[Data records for software interfaces]
□ □ □ □ □

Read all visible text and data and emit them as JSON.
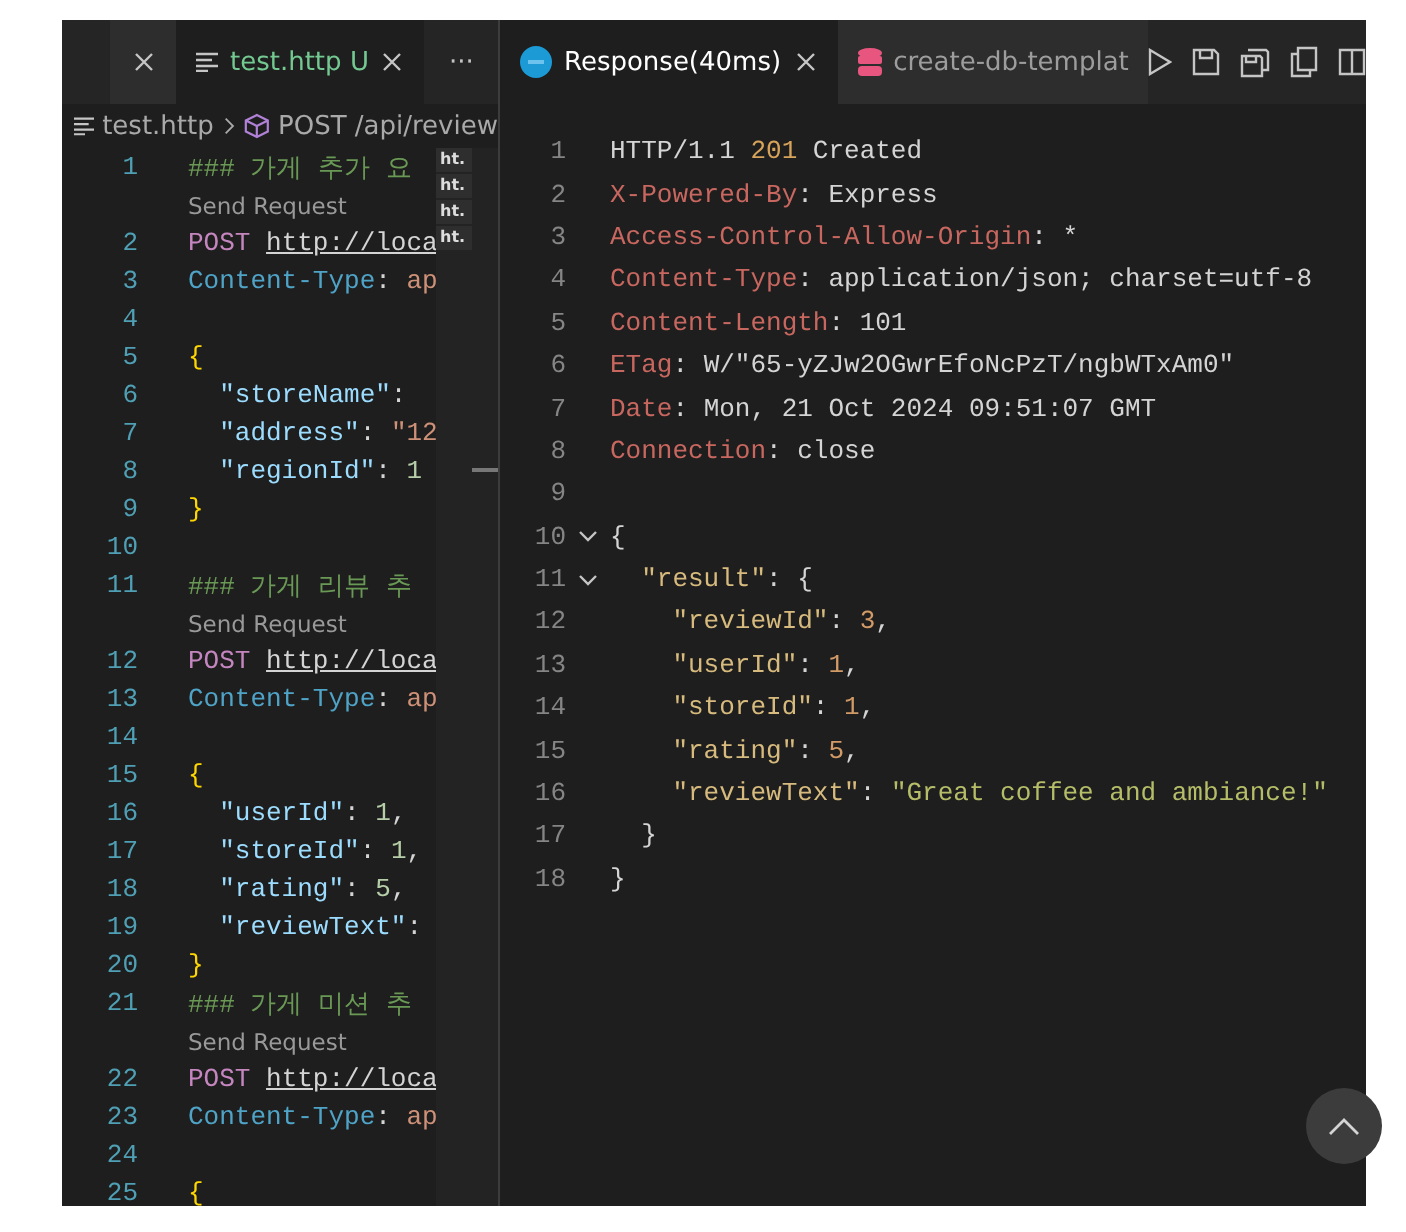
{
  "left_pane": {
    "tabs": [
      {
        "label": "test.http",
        "status": "U",
        "selected": true
      }
    ],
    "more": "···",
    "breadcrumb": {
      "file": "test.http",
      "symbol": "POST /api/review"
    },
    "lines": [
      {
        "kind": "code",
        "number": "1",
        "tokens": [
          {
            "kind": "comment",
            "text": "### 가게 추가 요"
          }
        ]
      },
      {
        "kind": "codelens",
        "text": "Send Request"
      },
      {
        "kind": "code",
        "number": "2",
        "tokens": [
          {
            "kind": "keyword",
            "text": "POST "
          },
          {
            "kind": "url",
            "text": "http://loca"
          }
        ]
      },
      {
        "kind": "code",
        "number": "3",
        "tokens": [
          {
            "kind": "header",
            "text": "Content-Type"
          },
          {
            "kind": "punct",
            "text": ": "
          },
          {
            "kind": "value",
            "text": "ap"
          }
        ]
      },
      {
        "kind": "code",
        "number": "4"
      },
      {
        "kind": "code",
        "number": "5",
        "tokens": [
          {
            "kind": "brace",
            "text": "{"
          }
        ]
      },
      {
        "kind": "code",
        "number": "6",
        "tokens": [
          {
            "kind": "key",
            "text": "  \"storeName\""
          },
          {
            "kind": "punct",
            "text": ": "
          }
        ]
      },
      {
        "kind": "code",
        "number": "7",
        "tokens": [
          {
            "kind": "key",
            "text": "  \"address\""
          },
          {
            "kind": "punct",
            "text": ": "
          },
          {
            "kind": "value",
            "text": "\"12"
          }
        ]
      },
      {
        "kind": "code",
        "number": "8",
        "tokens": [
          {
            "kind": "key",
            "text": "  \"regionId\""
          },
          {
            "kind": "punct",
            "text": ": "
          },
          {
            "kind": "number",
            "text": "1"
          }
        ]
      },
      {
        "kind": "code",
        "number": "9",
        "tokens": [
          {
            "kind": "brace",
            "text": "}"
          }
        ]
      },
      {
        "kind": "code",
        "number": "10"
      },
      {
        "kind": "code",
        "number": "11",
        "tokens": [
          {
            "kind": "comment",
            "text": "### 가게 리뷰 추"
          }
        ]
      },
      {
        "kind": "codelens",
        "text": "Send Request"
      },
      {
        "kind": "code",
        "number": "12",
        "tokens": [
          {
            "kind": "keyword",
            "text": "POST "
          },
          {
            "kind": "url",
            "text": "http://loca"
          }
        ]
      },
      {
        "kind": "code",
        "number": "13",
        "tokens": [
          {
            "kind": "header",
            "text": "Content-Type"
          },
          {
            "kind": "punct",
            "text": ": "
          },
          {
            "kind": "value",
            "text": "ap"
          }
        ]
      },
      {
        "kind": "code",
        "number": "14"
      },
      {
        "kind": "code",
        "number": "15",
        "tokens": [
          {
            "kind": "brace",
            "text": "{"
          }
        ]
      },
      {
        "kind": "code",
        "number": "16",
        "tokens": [
          {
            "kind": "key",
            "text": "  \"userId\""
          },
          {
            "kind": "punct",
            "text": ": "
          },
          {
            "kind": "number",
            "text": "1"
          },
          {
            "kind": "punct",
            "text": ","
          }
        ]
      },
      {
        "kind": "code",
        "number": "17",
        "tokens": [
          {
            "kind": "key",
            "text": "  \"storeId\""
          },
          {
            "kind": "punct",
            "text": ": "
          },
          {
            "kind": "number",
            "text": "1"
          },
          {
            "kind": "punct",
            "text": ","
          }
        ]
      },
      {
        "kind": "code",
        "number": "18",
        "tokens": [
          {
            "kind": "key",
            "text": "  \"rating\""
          },
          {
            "kind": "punct",
            "text": ": "
          },
          {
            "kind": "number",
            "text": "5"
          },
          {
            "kind": "punct",
            "text": ","
          }
        ]
      },
      {
        "kind": "code",
        "number": "19",
        "tokens": [
          {
            "kind": "key",
            "text": "  \"reviewText\""
          },
          {
            "kind": "punct",
            "text": ":"
          }
        ]
      },
      {
        "kind": "code",
        "number": "20",
        "tokens": [
          {
            "kind": "brace",
            "text": "}"
          }
        ]
      },
      {
        "kind": "code",
        "number": "21",
        "tokens": [
          {
            "kind": "comment",
            "text": "### 가게 미션 추"
          }
        ]
      },
      {
        "kind": "codelens",
        "text": "Send Request"
      },
      {
        "kind": "code",
        "number": "22",
        "tokens": [
          {
            "kind": "keyword",
            "text": "POST "
          },
          {
            "kind": "url",
            "text": "http://loca"
          }
        ]
      },
      {
        "kind": "code",
        "number": "23",
        "tokens": [
          {
            "kind": "header",
            "text": "Content-Type"
          },
          {
            "kind": "punct",
            "text": ": "
          },
          {
            "kind": "value",
            "text": "ap"
          }
        ]
      },
      {
        "kind": "code",
        "number": "24"
      },
      {
        "kind": "code",
        "number": "25",
        "tokens": [
          {
            "kind": "brace",
            "text": "{"
          }
        ]
      }
    ],
    "minimap": [
      "ht.",
      "ht.",
      "ht.",
      "ht."
    ]
  },
  "right_pane": {
    "tabs": [
      {
        "label": "Response(40ms)",
        "kind": "response",
        "selected": true
      },
      {
        "label": "create-db-templat",
        "kind": "database",
        "selected": false
      }
    ],
    "lines": [
      {
        "number": "1",
        "tokens": [
          {
            "kind": "text",
            "text": "HTTP/1.1 "
          },
          {
            "kind": "status",
            "text": "201"
          },
          {
            "kind": "text",
            "text": " Created"
          }
        ]
      },
      {
        "number": "2",
        "tokens": [
          {
            "kind": "header",
            "text": "X-Powered-By"
          },
          {
            "kind": "text",
            "text": ": Express"
          }
        ]
      },
      {
        "number": "3",
        "tokens": [
          {
            "kind": "header",
            "text": "Access-Control-Allow-Origin"
          },
          {
            "kind": "text",
            "text": ": *"
          }
        ]
      },
      {
        "number": "4",
        "tokens": [
          {
            "kind": "header",
            "text": "Content-Type"
          },
          {
            "kind": "text",
            "text": ": application/json; charset=utf-8"
          }
        ]
      },
      {
        "number": "5",
        "tokens": [
          {
            "kind": "header",
            "text": "Content-Length"
          },
          {
            "kind": "text",
            "text": ": 101"
          }
        ]
      },
      {
        "number": "6",
        "tokens": [
          {
            "kind": "header",
            "text": "ETag"
          },
          {
            "kind": "text",
            "text": ": W/\"65-yZJw2OGwrEfoNcPzT/ngbWTxAm0\""
          }
        ]
      },
      {
        "number": "7",
        "tokens": [
          {
            "kind": "header",
            "text": "Date"
          },
          {
            "kind": "text",
            "text": ": Mon, 21 Oct 2024 09:51:07 GMT"
          }
        ]
      },
      {
        "number": "8",
        "tokens": [
          {
            "kind": "header",
            "text": "Connection"
          },
          {
            "kind": "text",
            "text": ": close"
          }
        ]
      },
      {
        "number": "9"
      },
      {
        "number": "10",
        "expanded": true,
        "tokens": [
          {
            "kind": "punct",
            "text": "{"
          }
        ]
      },
      {
        "number": "11",
        "expanded": true,
        "tokens": [
          {
            "kind": "key",
            "text": "  \"result\""
          },
          {
            "kind": "punct",
            "text": ": {"
          }
        ]
      },
      {
        "number": "12",
        "tokens": [
          {
            "kind": "key",
            "text": "    \"reviewId\""
          },
          {
            "kind": "punct",
            "text": ": "
          },
          {
            "kind": "number",
            "text": "3"
          },
          {
            "kind": "punct",
            "text": ","
          }
        ]
      },
      {
        "number": "13",
        "tokens": [
          {
            "kind": "key",
            "text": "    \"userId\""
          },
          {
            "kind": "punct",
            "text": ": "
          },
          {
            "kind": "number",
            "text": "1"
          },
          {
            "kind": "punct",
            "text": ","
          }
        ]
      },
      {
        "number": "14",
        "tokens": [
          {
            "kind": "key",
            "text": "    \"storeId\""
          },
          {
            "kind": "punct",
            "text": ": "
          },
          {
            "kind": "number",
            "text": "1"
          },
          {
            "kind": "punct",
            "text": ","
          }
        ]
      },
      {
        "number": "15",
        "tokens": [
          {
            "kind": "key",
            "text": "    \"rating\""
          },
          {
            "kind": "punct",
            "text": ": "
          },
          {
            "kind": "number",
            "text": "5"
          },
          {
            "kind": "punct",
            "text": ","
          }
        ]
      },
      {
        "number": "16",
        "tokens": [
          {
            "kind": "key",
            "text": "    \"reviewText\""
          },
          {
            "kind": "punct",
            "text": ": "
          },
          {
            "kind": "string",
            "text": "\"Great coffee and ambiance!\""
          }
        ]
      },
      {
        "number": "17",
        "tokens": [
          {
            "kind": "punct",
            "text": "  }"
          }
        ]
      },
      {
        "number": "18",
        "tokens": [
          {
            "kind": "punct",
            "text": "}"
          }
        ]
      }
    ]
  }
}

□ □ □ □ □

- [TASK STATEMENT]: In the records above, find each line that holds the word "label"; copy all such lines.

- [RESULT]:
        "label": "test.http",
        "label": "Response(40ms)",
        "label": "create-db-templat",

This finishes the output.